**Task to carry out**
Write out the full listing again, exactly as it stands.

Input material below:

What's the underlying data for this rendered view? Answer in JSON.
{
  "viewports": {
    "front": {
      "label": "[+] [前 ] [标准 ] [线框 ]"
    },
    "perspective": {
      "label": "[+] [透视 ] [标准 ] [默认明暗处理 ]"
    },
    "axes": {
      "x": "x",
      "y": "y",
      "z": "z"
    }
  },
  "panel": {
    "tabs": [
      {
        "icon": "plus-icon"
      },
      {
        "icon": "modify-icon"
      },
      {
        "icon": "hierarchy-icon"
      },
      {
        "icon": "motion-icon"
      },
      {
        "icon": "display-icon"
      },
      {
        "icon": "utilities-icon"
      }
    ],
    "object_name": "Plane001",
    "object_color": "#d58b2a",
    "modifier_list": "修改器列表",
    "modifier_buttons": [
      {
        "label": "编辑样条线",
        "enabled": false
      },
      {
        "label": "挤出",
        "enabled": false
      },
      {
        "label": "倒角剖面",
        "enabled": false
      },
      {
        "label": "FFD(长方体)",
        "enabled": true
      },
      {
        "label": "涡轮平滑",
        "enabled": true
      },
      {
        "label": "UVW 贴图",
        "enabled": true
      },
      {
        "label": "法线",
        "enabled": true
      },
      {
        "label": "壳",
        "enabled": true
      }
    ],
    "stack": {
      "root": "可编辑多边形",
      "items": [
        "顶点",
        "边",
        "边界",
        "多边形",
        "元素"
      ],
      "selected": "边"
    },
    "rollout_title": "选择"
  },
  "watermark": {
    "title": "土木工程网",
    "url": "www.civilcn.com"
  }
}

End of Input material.

**Completed exercise**
What's the underlying data for this rendered view? Answer in JSON.
{
  "viewports": {
    "front": {
      "label": "[+] [前 ] [标准 ] [线框 ]"
    },
    "perspective": {
      "label": "[+] [透视 ] [标准 ] [默认明暗处理 ]"
    },
    "axes": {
      "x": "x",
      "y": "y",
      "z": "z"
    }
  },
  "panel": {
    "tabs": [
      {
        "icon": "plus-icon"
      },
      {
        "icon": "modify-icon"
      },
      {
        "icon": "hierarchy-icon"
      },
      {
        "icon": "motion-icon"
      },
      {
        "icon": "display-icon"
      },
      {
        "icon": "utilities-icon"
      }
    ],
    "object_name": "Plane001",
    "object_color": "#d58b2a",
    "modifier_list": "修改器列表",
    "modifier_buttons": [
      {
        "label": "编辑样条线",
        "enabled": false
      },
      {
        "label": "挤出",
        "enabled": false
      },
      {
        "label": "倒角剖面",
        "enabled": false
      },
      {
        "label": "FFD(长方体)",
        "enabled": true
      },
      {
        "label": "涡轮平滑",
        "enabled": true
      },
      {
        "label": "UVW 贴图",
        "enabled": true
      },
      {
        "label": "法线",
        "enabled": true
      },
      {
        "label": "壳",
        "enabled": true
      }
    ],
    "stack": {
      "root": "可编辑多边形",
      "items": [
        "顶点",
        "边",
        "边界",
        "多边形",
        "元素"
      ],
      "selected": "边"
    },
    "rollout_title": "选择"
  },
  "watermark": {
    "title": "土木工程网",
    "url": "www.civilcn.com"
  }
}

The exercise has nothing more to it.